### Problem
Using the entries that follow, collect the lines where the word "logo" appears.

### Provided entries

********************

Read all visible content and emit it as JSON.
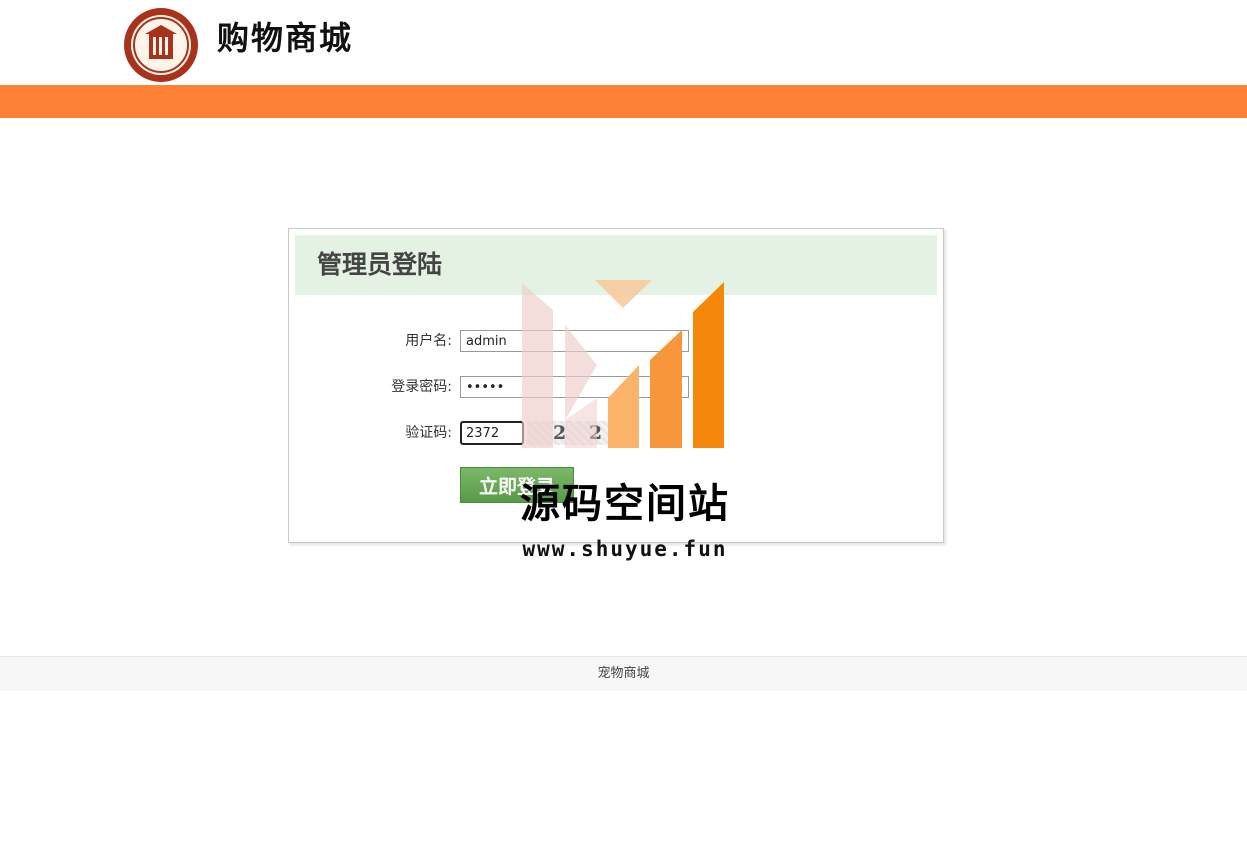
{
  "header": {
    "site_title": "购物商城",
    "logo": "seal-logo-icon"
  },
  "colors": {
    "orange_bar": "#ff8135",
    "login_head": "#e4f2e4",
    "login_button": "#6aaa57"
  },
  "login": {
    "title": "管理员登陆",
    "username_label": "用户名:",
    "username_value": "admin",
    "password_label": "登录密码:",
    "password_value": "admin",
    "captcha_label": "验证码:",
    "captcha_value": "2372",
    "captcha_image_text": "2 2",
    "submit_label": "立即登录"
  },
  "watermark": {
    "name": "源码空间站",
    "url": "www.shuyue.fun",
    "icon": "bar-chart-logo-icon"
  },
  "footer": {
    "text": "宠物商城"
  }
}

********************

### Exercise solution
    "logo": "seal-logo-icon"
    "icon": "bar-chart-logo-icon"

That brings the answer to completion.